Building Rights is a popular repository of planning knowledge, a user-generated forum where the rules of what is built and what is not are shared, tested and generated in public.
Building Rights was the practice component of David Knight’s PhD at the Royal College of Art, London. The PhD, ‘Making Planning Popular’, aims to re-establish a popular discourse about planning, one rooted in the agency of popular activity and founded on ideas of socially organised systemic knowledge.
The ideas behind ‘Building Rights’ are explored in the essays Making Planning Popular (2012) What planning can learn from aspirin (2012) and Planning without Planners (2011), and in David’s TEDxHackney talk from June 2013, which you can watch via the link.
- Collaborators: Europa, Afonso Martins.
- Status: Ongoing
- Watch: David’s TEDxHackney talk
A series of films made with local young people captures a diverse and varied portrait of Bruce Grove.
An exhibition about stepping across sectors and beyond traditional architectural practice to build new forms of publicness, with Public Practice and Alison Crawshaw.
Doctoral research exploring the relationship between English public planning and wider society, with a focus on online discourse and knowledge exchange.
An engagement study which captures the use and perceptions of the canal at Old Oak and Park Royal.
Both a practical guide for the householder and an exploration of the limits of legislation.
A research study into the social and historical context of the industrial areas of Barking & Dagenham through a series of interviews with local creatives, produced by DK-CM, Create London and the New Economics Foundation.
DK-CM’s contribution to San Rocco’s Book of Copies project in 2013, compiling 50 photocopies on the theme of ‘Shop Windows.’
Guide to the Wastelands of the Lea Valley: 12 empty spaces await the London Olympics is a polemical guidebook to the pre-Olympic lower Lea Valley.

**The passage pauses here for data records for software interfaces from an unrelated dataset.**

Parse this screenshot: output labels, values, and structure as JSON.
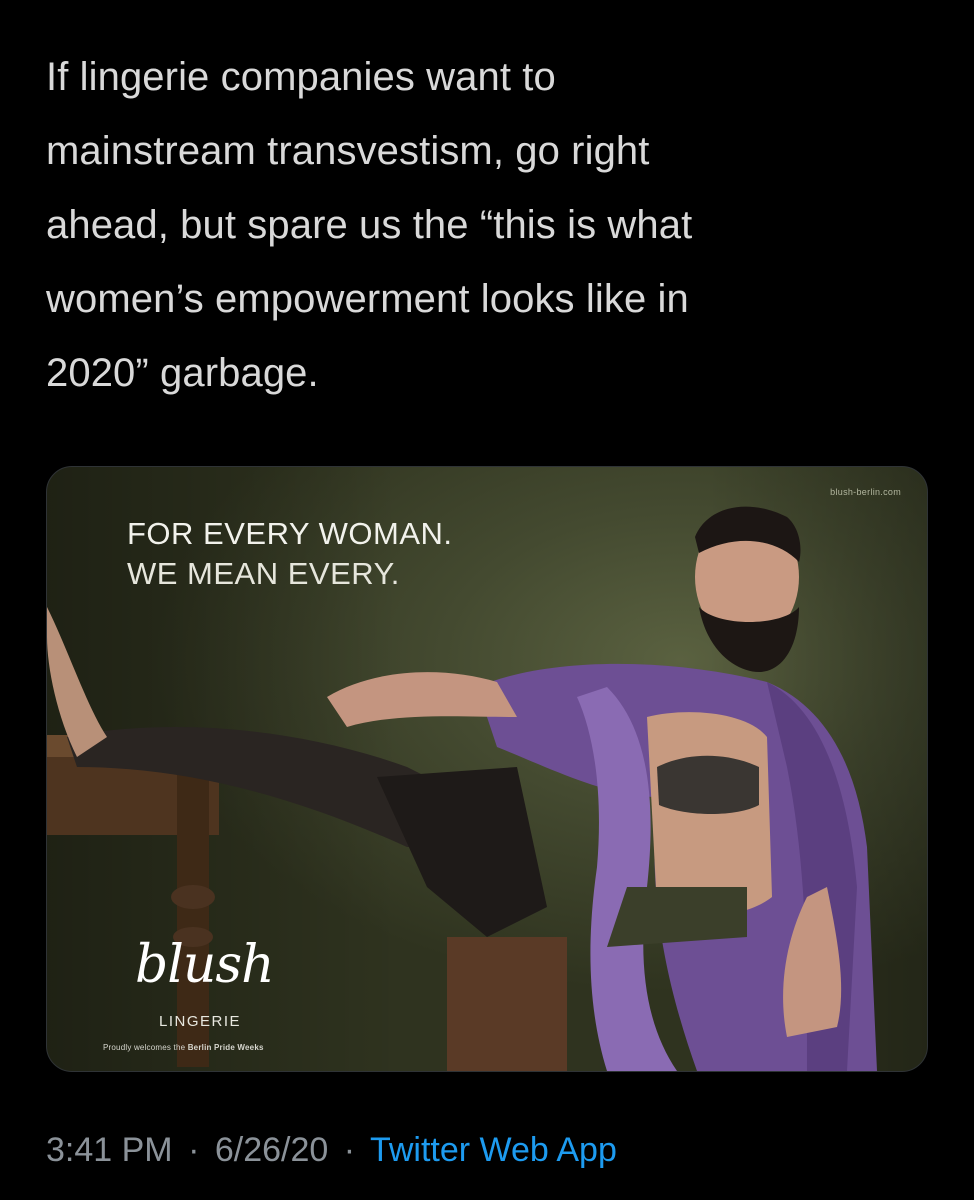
{
  "tweet": {
    "text": "If lingerie companies want to\nmainstream transvestism, go right\nahead, but spare us the “this is what\nwomen’s empowerment looks like in\n2020” garbage.",
    "media": {
      "watermark": "blush-berlin.com",
      "headline": "FOR EVERY WOMAN.",
      "subheadline": "WE MEAN EVERY.",
      "brand_logo": "blush",
      "brand_sub": "LINGERIE",
      "brand_note_prefix": "Proudly welcomes the",
      "brand_note_bold": "Berlin Pride Weeks"
    },
    "meta": {
      "time": "3:41 PM",
      "separator": "·",
      "date": "6/26/20",
      "source": "Twitter Web App"
    }
  },
  "colors": {
    "background": "#000000",
    "text": "#d9d9d9",
    "meta": "#8b9299",
    "link": "#1d9bf0",
    "robe": "#7a5ba0"
  }
}
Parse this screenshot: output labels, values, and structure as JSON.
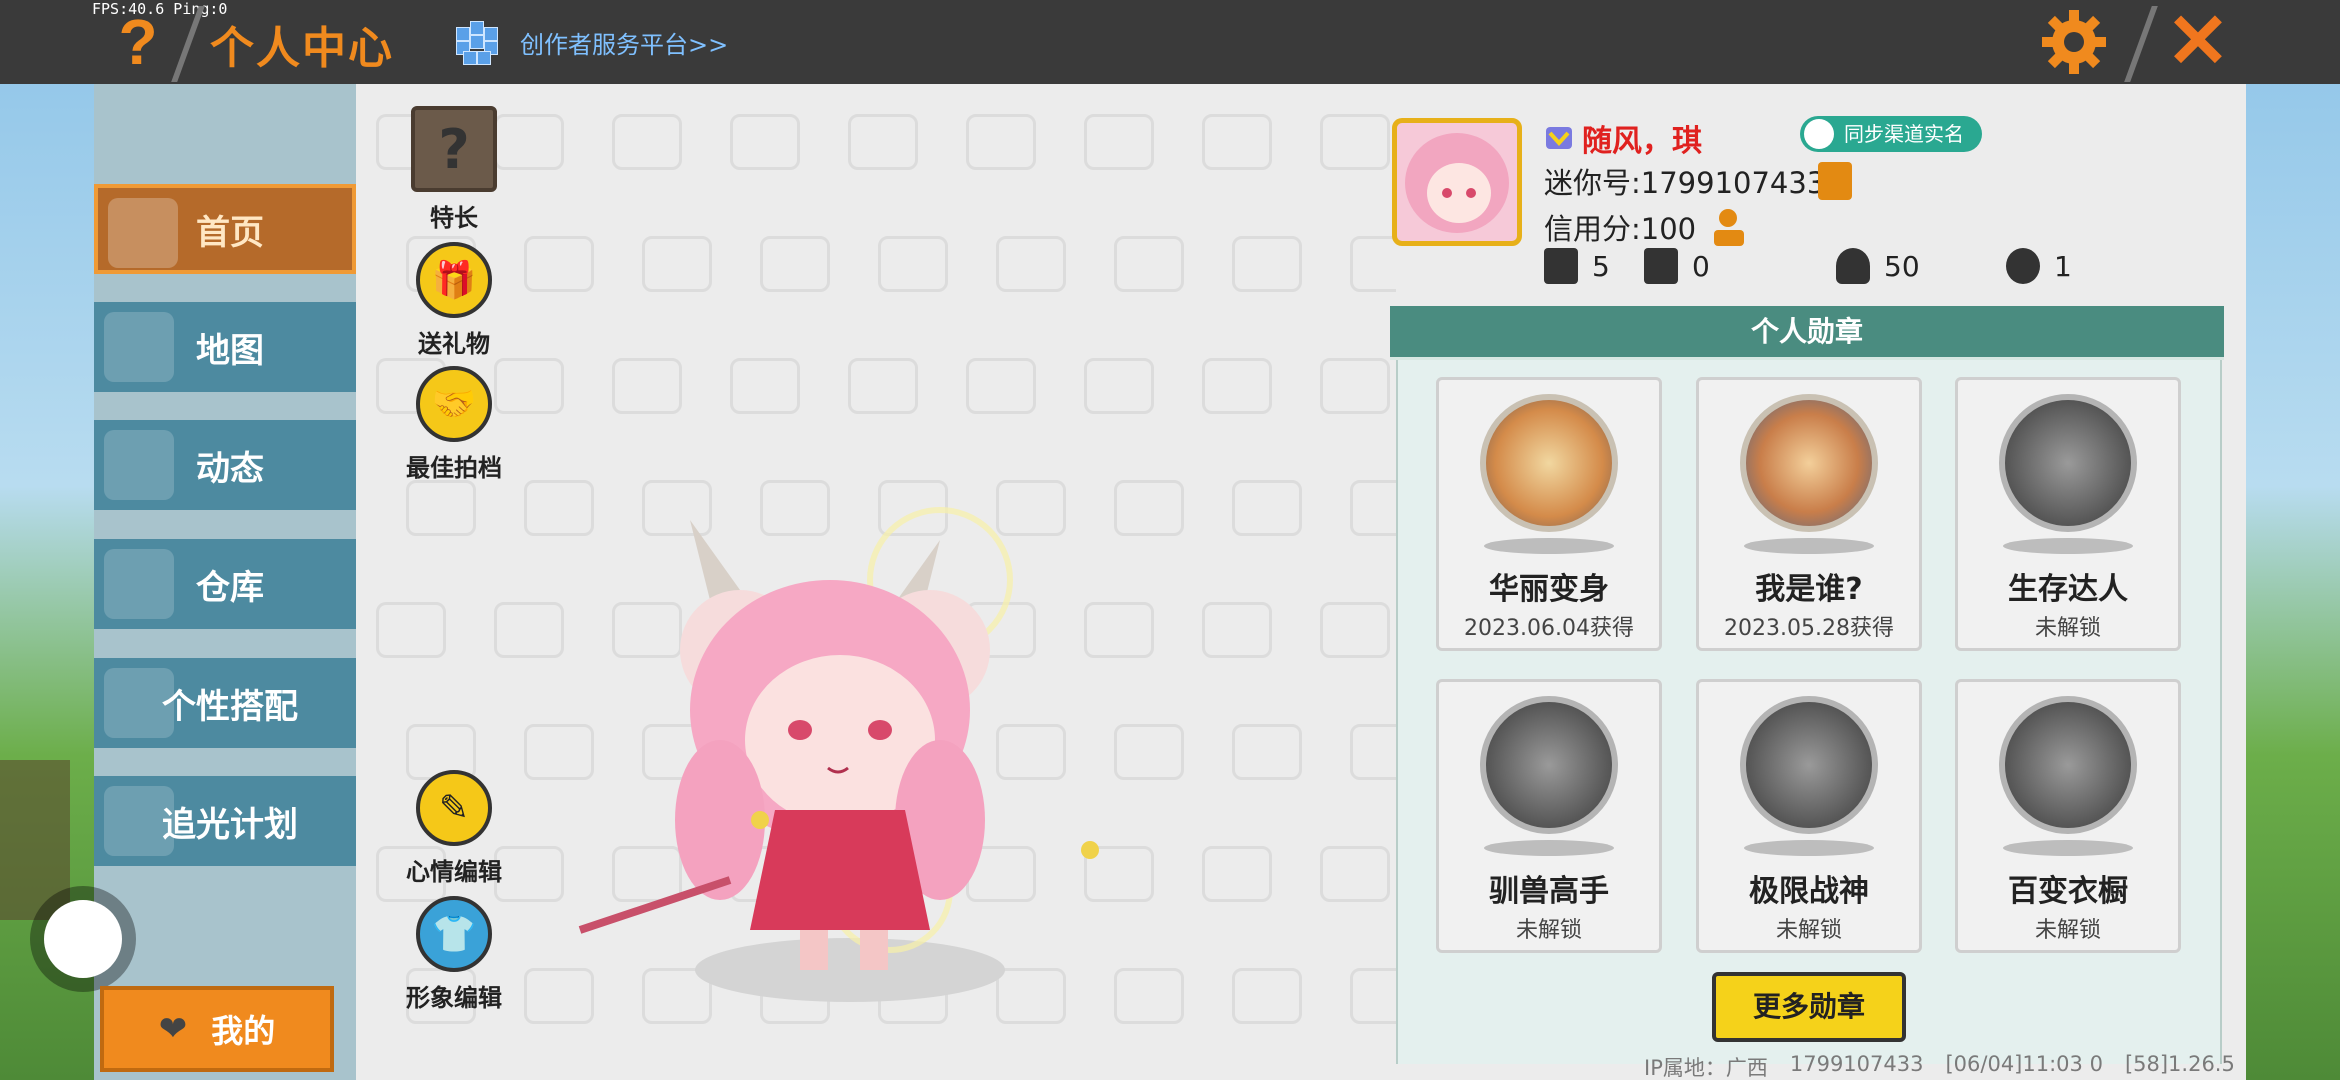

King’s Cross Urban Actions Field Guide for the London Festival of Architecture 2012.
A exhibition exploring the aesthetics and consequences of housing regulation.